Friends, do you have any ways that you regularly practice gratitude? Please share in the comments section.

Tuesday, April 10, 2018

You'll Get Through This (Book Review)

Well I'm apparently roaring through the non-fiction books. I read this one in a week or so, but it was easy reading. And it was what I needed in this crazy season of life.

If you need balm for the soul, Max Lucado's book, You'll Get Through This is it. It reads like poetry, provides plenty of tongue-in-cheek humor, and is full of real life stories that remind readers to hope in God. In chronicling Joseph's story, Lucado sets forth 15 principles that should change the way readers view trials. "You'll get through this," he writes. "God will make good out of this mess." I wouldn't say that Lucado's ideas are necessarily new, but they are very succinct and very quotable. I'd argue that Lucado takes a bit too much creative liberty in places (like when he talks about Joseph's brothers taking pickup trucks to Egypt), but his wry sense of humor makes them tolerable. Lucado isn't really claiming to be a theologian, either. He's a pastor who's trying to help believers apply biblical truths to real life. And I think his book does just that.


Has anyone else read this book? Please share your thoughts after reading the book below.

Monday, April 9, 2018

Comfort Food: Lent Part 2

For me, Lent is a time to refocus and re-prioritize. People traditionally fast from food during Lent, and that was the second part of my fast. (Read about Part 1 here.) I chose to fast from cereal, as that was something I tended to overdo. 

Food is a form of self-care. Eating highly palatable foods for comfort is a choice. The problem was that I was mindlessly eating cereal and not finding it fulfilling.

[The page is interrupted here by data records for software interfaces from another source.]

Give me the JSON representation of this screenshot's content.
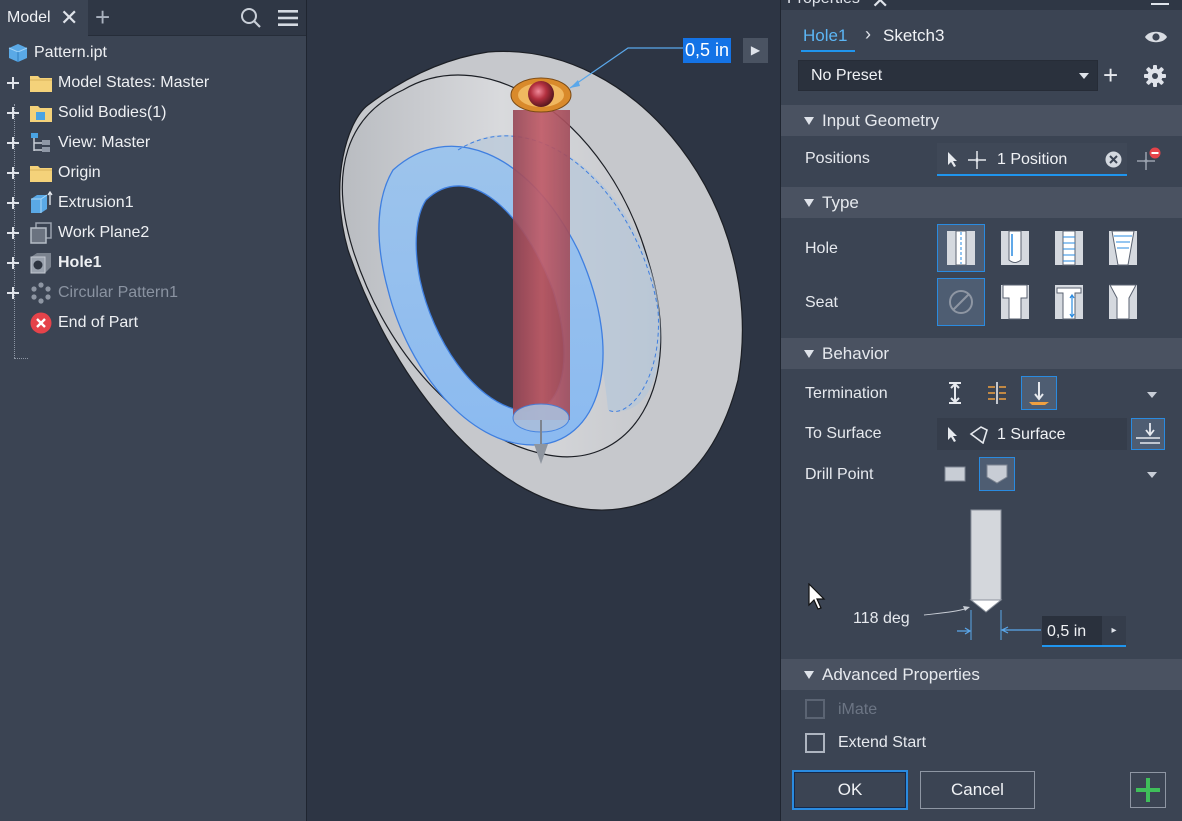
{
  "browser": {
    "tab_label": "Model",
    "close_glyph": "✕",
    "add_glyph": "+",
    "tree": [
      {
        "label": "Pattern.ipt",
        "icon": "part-icon",
        "bold": false,
        "dim": false
      },
      {
        "label": "Model States: Master",
        "icon": "folder-icon",
        "bold": false,
        "dim": false
      },
      {
        "label": "Solid Bodies(1)",
        "icon": "solid-bodies-icon",
        "bold": false,
        "dim": false
      },
      {
        "label": "View: Master",
        "icon": "view-icon",
        "bold": false,
        "dim": false
      },
      {
        "label": "Origin",
        "icon": "folder-icon",
        "bold": false,
        "dim": false
      },
      {
        "label": "Extrusion1",
        "icon": "extrusion-icon",
        "bold": false,
        "dim": false
      },
      {
        "label": "Work Plane2",
        "icon": "work-plane-icon",
        "bold": false,
        "dim": false
      },
      {
        "label": "Hole1",
        "icon": "hole-icon",
        "bold": true,
        "dim": false
      },
      {
        "label": "Circular Pattern1",
        "icon": "circular-pattern-icon",
        "bold": false,
        "dim": true
      },
      {
        "label": "End of Part",
        "icon": "end-of-part-icon",
        "bold": false,
        "dim": false
      }
    ]
  },
  "viewport": {
    "dimension_value": "0,5 in",
    "dimension_arrow": "▶"
  },
  "properties": {
    "title": "Properties",
    "close_glyph": "✕",
    "breadcrumb": {
      "hole": "Hole1",
      "sep": "›",
      "sketch": "Sketch3"
    },
    "preset": {
      "value": "No Preset"
    },
    "preset_add_glyph": "+",
    "sections": {
      "input_geometry": "Input Geometry",
      "type": "Type",
      "behavior": "Behavior",
      "advanced": "Advanced Properties"
    },
    "positions": {
      "label": "Positions",
      "value": "1 Position"
    },
    "hole_label": "Hole",
    "seat_label": "Seat",
    "termination": {
      "label": "Termination"
    },
    "to_surface": {
      "label": "To Surface",
      "value": "1 Surface"
    },
    "drill_point": {
      "label": "Drill Point",
      "angle": "118 deg",
      "diameter": "0,5 in",
      "diameter_arrow": "▸"
    },
    "imate": {
      "label": "iMate",
      "checked": false,
      "enabled": false
    },
    "extend_start": {
      "label": "Extend Start",
      "checked": false,
      "enabled": true
    },
    "ok_label": "OK",
    "cancel_label": "Cancel"
  },
  "colors": {
    "accent": "#1f95ee",
    "panel": "#3b4453",
    "viewport": "#2d3544",
    "hole_red": "#b33a44",
    "add_green": "#3fbf5a"
  }
}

So I took Lent to focus on other food choices. I went back to chocolate bowl cakes (based on this recipe) and peanuts and raisins and hot cocoa. Sometimes they satisfied and I didn't think about cereal, and sometimes they didn't and all I wanted to do was pull down the cereal box and fill my bowl. But I didn't.

I bought special cereal for Easter: chocolate peanut butter Cheerios!



I expected these Cheerios to be amazing, but  they weren't. Don't get me wrong, the cereal is decent, but not as rich and satisfying as I'd hoped. (I have something against the way that peanut butter tastes when it bakes. It's a hold over from my dislike of peanut butter for the first 21 years of my life.) My mom likes the Cheerios and I'm mixing them with things, so they'll get eaten, just maybe not as quickly.



I'm a little disappointed that my return to cereal hasn't been as satisfying as I hoped, but that's part of the point of Lent. Food isn't designed to give ultimate satisfaction. It's a good gift from God, but only He ultimately satisfies.

Hereby ends my series of reflections on Lent. Anyone else have Lenten experiences they want to share?